Next week retired Air Force colonel William Oldenburg will go on trial for selling Spice, a synthetic marijuana product that he says police had told him was legal, at his two Boise, Idaho, stores: Pit Stop Express and Boise Beverage and Tobacco.
The U.S. Drug Enforcement Agency and local police raided the stores in May after a “multi-year” investigation of over a dozen tobacco stores and head shops in the Boise area. "Operation Not Fit For Human Consumption" netted 17 arrests.
Oldenburg, 65, along with a business partner, is also charged with selling drug paraphernalia, money laundering, and structuring transactions, a charge that contends he deposited money in amounts too small to trigger federal reporting requirements. Being convicted on the structuring charge alone could mean 10 years in jail and/or a $500,000 fine.
From the Idaho Statesman:
[Oldenburg] has no criminal record [and] estimates the government has seized more than $2 million in assets from him, including control of dozens of rental properties his lawyer says he acquired during his military service. He describes himself as a taxpaying citizen who follows the law. He’s out of jail awaiting trial, and his stores remain open.
“This is more of the government attempting to disrupt the hard work of a retired Air Force colonel than actually punishing somebody for selling drug paraphernalia,” said Oldenburg’s court-appointed lawyer, Dennis Charney of Eagle. “The government has taken somebody who was pretty well off and could have afforded an attorney and has instead required the taxpayers to pay for his attorney. It’s ridiculous.”
…According to court documents, federal agents bought Spice at several of the stores, including from Oldenburg. But Charney said the substance they seized wasn’t illegal—it was part of a new formula created in response to the Spice ban. Manufacturers simply change the formula to circumvent the new bans.

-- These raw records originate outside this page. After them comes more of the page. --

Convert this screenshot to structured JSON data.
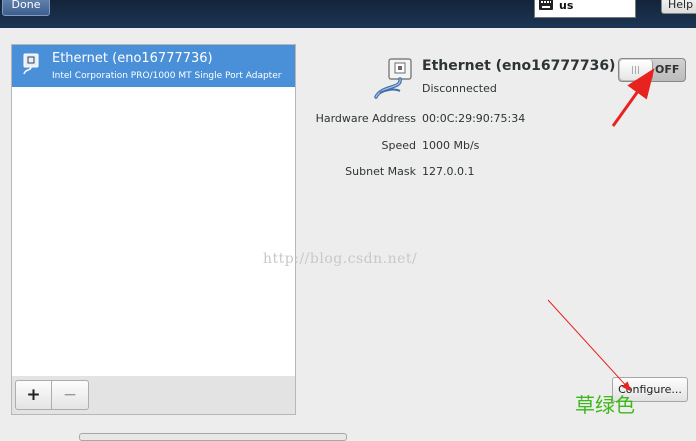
{
  "topbar": {
    "done_label": "Done",
    "keyboard_layout": "us",
    "help_label": "Help"
  },
  "device_list": {
    "items": [
      {
        "name": "Ethernet (eno16777736)",
        "description": "Intel Corporation PRO/1000 MT Single Port Adapter",
        "selected": true
      }
    ],
    "add_label": "+",
    "remove_label": "−"
  },
  "details": {
    "title": "Ethernet (eno16777736)",
    "status": "Disconnected",
    "toggle_label": "OFF",
    "toggle_on": false,
    "rows": [
      {
        "label": "Hardware Address",
        "value": "00:0C:29:90:75:34"
      },
      {
        "label": "Speed",
        "value": "1000 Mb/s"
      },
      {
        "label": "Subnet Mask",
        "value": "127.0.0.1"
      }
    ],
    "configure_label": "Configure..."
  },
  "annotations": {
    "watermark": "http://blog.csdn.net/",
    "caption": "草绿色",
    "arrow_color": "#e8231f",
    "caption_color": "#3cb819"
  },
  "colors": {
    "selection": "#4a90d9",
    "topbar": "#1c3553",
    "background": "#ededed"
  }
}
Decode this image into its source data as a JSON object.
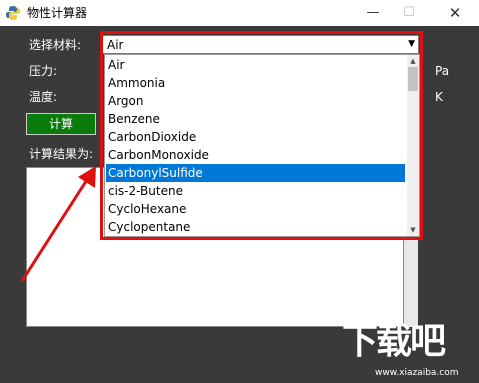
{
  "window": {
    "title": "物性计算器",
    "minimize": "—",
    "maximize": "☐",
    "close": "✕"
  },
  "form": {
    "material_label": "选择材料:",
    "pressure_label": "压力:",
    "pressure_unit": "Pa",
    "temperature_label": "温度:",
    "temperature_unit": "K",
    "calculate_label": "计算",
    "result_label": "计算结果为:"
  },
  "combo": {
    "selected_value": "Air",
    "arrow": "▼"
  },
  "dropdown": {
    "options": [
      "Air",
      "Ammonia",
      "Argon",
      "Benzene",
      "CarbonDioxide",
      "CarbonMonoxide",
      "CarbonylSulfide",
      "cis-2-Butene",
      "CycloHexane",
      "Cyclopentane"
    ],
    "highlighted_index": 6,
    "scroll_up": "▲",
    "scroll_down": "▼"
  },
  "watermark": {
    "logo": "下载吧",
    "url": "www.xiazaiba.com"
  },
  "colors": {
    "background": "#3a3a3a",
    "calc_button": "#0a7a0a",
    "highlight": "#0078d7",
    "annotation": "#e01010"
  }
}
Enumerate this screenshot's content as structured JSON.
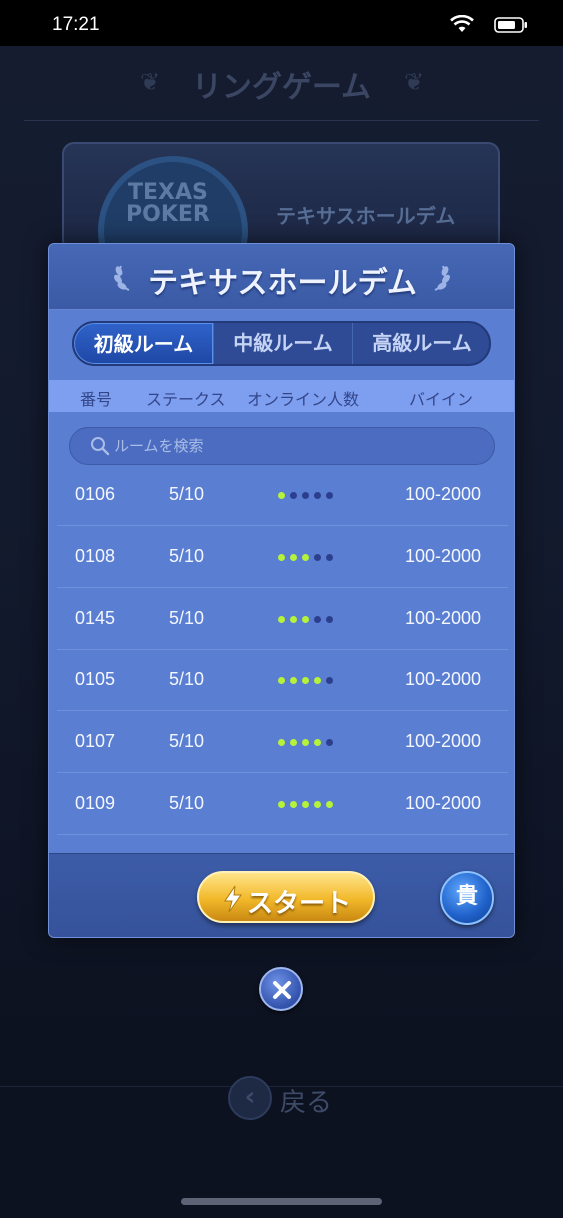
{
  "status_bar": {
    "time": "17:21"
  },
  "background": {
    "page_title": "リングゲーム",
    "card_logo_line1": "TEXAS",
    "card_logo_line2": "POKER",
    "card_game_name": "テキサスホールデム",
    "back_label": "戻る"
  },
  "modal": {
    "title": "テキサスホールデム",
    "tabs": [
      {
        "label": "初級ルーム",
        "selected": true
      },
      {
        "label": "中級ルーム",
        "selected": false
      },
      {
        "label": "高級ルーム",
        "selected": false
      }
    ],
    "columns": {
      "number": "番号",
      "stakes": "ステークス",
      "online": "オンライン人数",
      "buyin": "バイイン"
    },
    "search": {
      "placeholder": "ルームを検索",
      "value": ""
    },
    "rooms": [
      {
        "number": "0106",
        "stakes": "5/10",
        "occupancy": 1,
        "buyin": "100-2000"
      },
      {
        "number": "0108",
        "stakes": "5/10",
        "occupancy": 3,
        "buyin": "100-2000"
      },
      {
        "number": "0145",
        "stakes": "5/10",
        "occupancy": 3,
        "buyin": "100-2000"
      },
      {
        "number": "0105",
        "stakes": "5/10",
        "occupancy": 4,
        "buyin": "100-2000"
      },
      {
        "number": "0107",
        "stakes": "5/10",
        "occupancy": 4,
        "buyin": "100-2000"
      },
      {
        "number": "0109",
        "stakes": "5/10",
        "occupancy": 5,
        "buyin": "100-2000"
      }
    ],
    "occupancy_max": 5,
    "start_label": "スタート",
    "vip_label": "貴"
  },
  "colors": {
    "occupied_dot": "#b6f23a",
    "empty_dot": "#2c3f8f",
    "modal_body": "#5a7ed1",
    "start_gold": "#f2b82a"
  }
}
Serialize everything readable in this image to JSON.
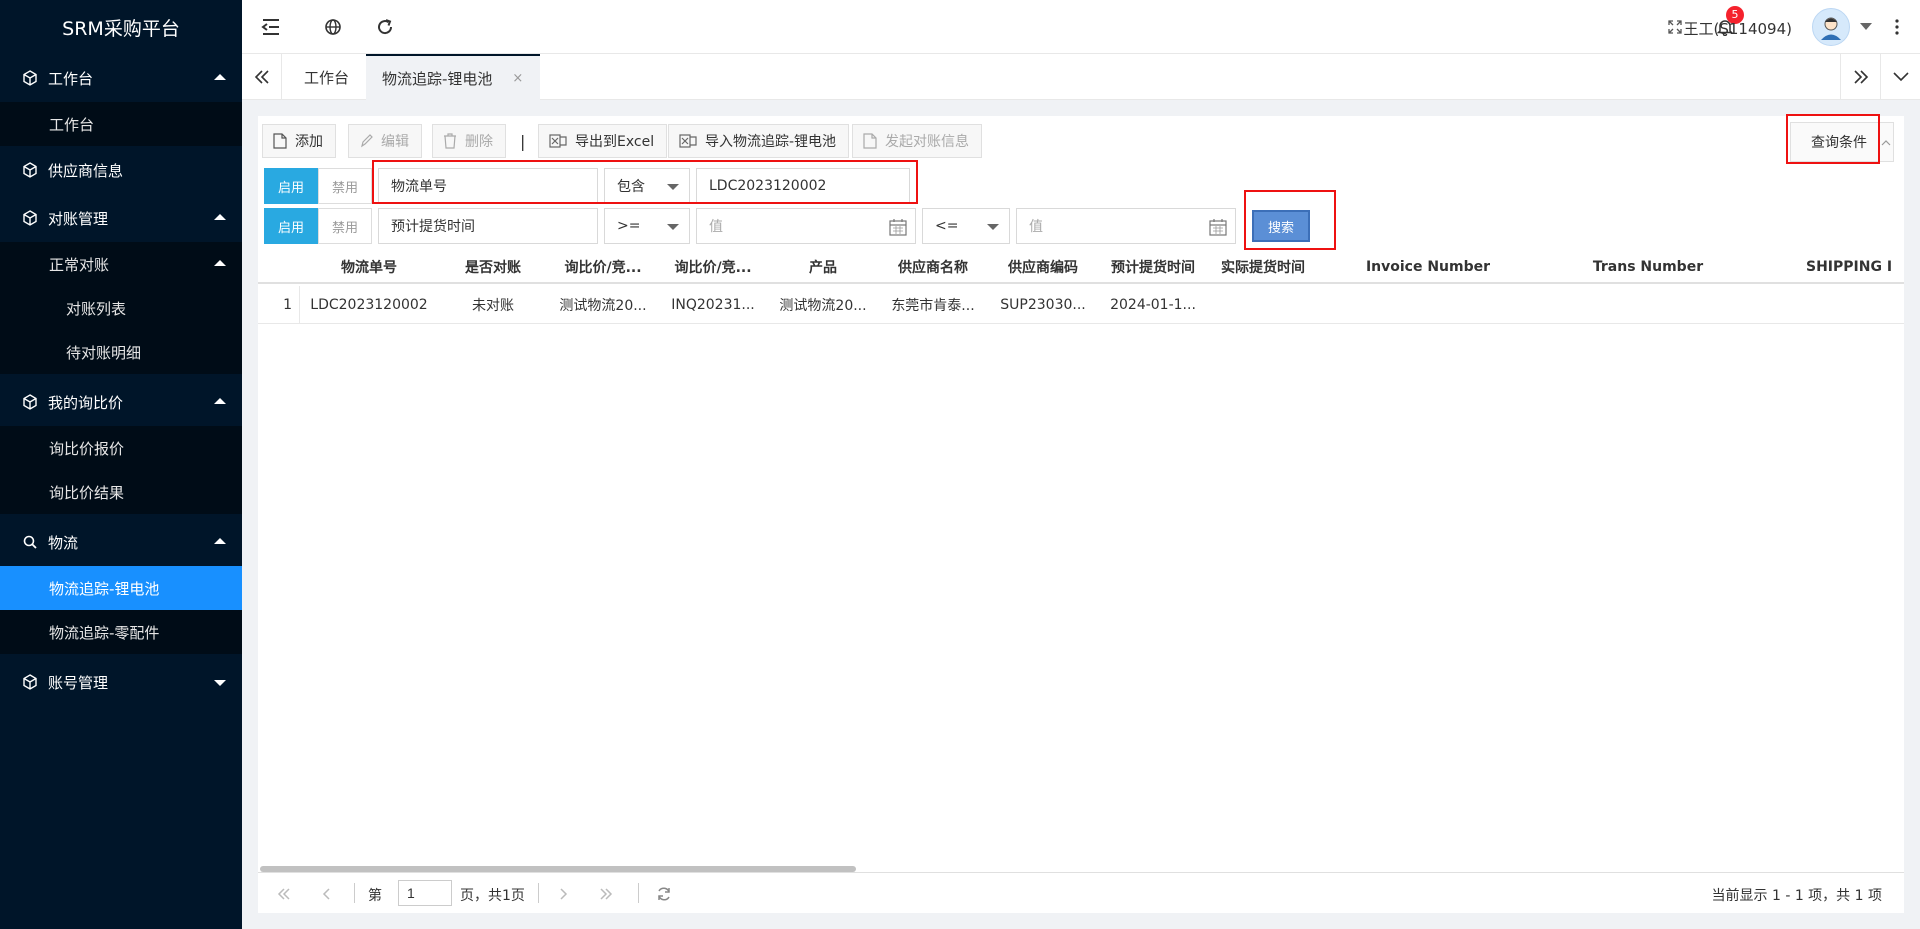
{
  "app": {
    "title": "SRM采购平台"
  },
  "sidebar": {
    "groups": [
      {
        "label": "工作台",
        "items": [
          {
            "label": "工作台"
          }
        ]
      },
      {
        "label": "供应商信息"
      },
      {
        "label": "对账管理",
        "sub": {
          "label": "正常对账",
          "items": [
            {
              "label": "对账列表"
            },
            {
              "label": "待对账明细"
            }
          ]
        }
      },
      {
        "label": "我的询比价",
        "items": [
          {
            "label": "询比价报价"
          },
          {
            "label": "询比价结果"
          }
        ]
      },
      {
        "label": "物流",
        "items": [
          {
            "label": "物流追踪-锂电池"
          },
          {
            "label": "物流追踪-零配件"
          }
        ]
      },
      {
        "label": "账号管理"
      }
    ]
  },
  "header": {
    "notification_count": "5",
    "user_name": "王工(S114094)"
  },
  "tabs": [
    {
      "label": "工作台"
    },
    {
      "label": "物流追踪-锂电池",
      "close": "×"
    }
  ],
  "toolbar": {
    "add": "添加",
    "edit": "编辑",
    "delete": "删除",
    "separator": "|",
    "export_excel": "导出到Excel",
    "import": "导入物流追踪-锂电池",
    "send_reconcile": "发起对账信息",
    "query_conditions": "查询条件"
  },
  "filters": [
    {
      "enable": "启用",
      "disable": "禁用",
      "field": "物流单号",
      "operator": "包含",
      "value": "LDC2023120002"
    },
    {
      "enable": "启用",
      "disable": "禁用",
      "field": "预计提货时间",
      "operator1": ">=",
      "value1_placeholder": "值",
      "operator2": "<=",
      "value2_placeholder": "值"
    }
  ],
  "search_button": "搜索",
  "table": {
    "columns": [
      "物流单号",
      "是否对账",
      "询比价/竞...",
      "询比价/竞...",
      "产品",
      "供应商名称",
      "供应商编码",
      "预计提货时间",
      "实际提货时间",
      "Invoice Number",
      "Trans Number",
      "SHIPPING I"
    ],
    "rows": [
      {
        "index": "1",
        "cells": [
          "LDC2023120002",
          "未对账",
          "测试物流20...",
          "INQ20231...",
          "测试物流20...",
          "东莞市肯泰...",
          "SUP23030...",
          "2024-01-1...",
          "",
          "",
          "",
          ""
        ]
      }
    ]
  },
  "pager": {
    "page_prefix": "第",
    "page_value": "1",
    "page_suffix": "页，共1页",
    "summary": "当前显示 1 - 1 项，共 1 项"
  },
  "colors": {
    "sidebar_bg": "#001529",
    "active_item": "#1890ff",
    "toggle_on": "#29a9e1",
    "highlight": "#ee1111"
  }
}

The product often is sold as incense or potpourri.
Charney says Oldenburg, aware of the controversy surrounding the product, met with Boise police months before the investigation began and showed them the substance marketed to him as potpourri, and they told him it was legal.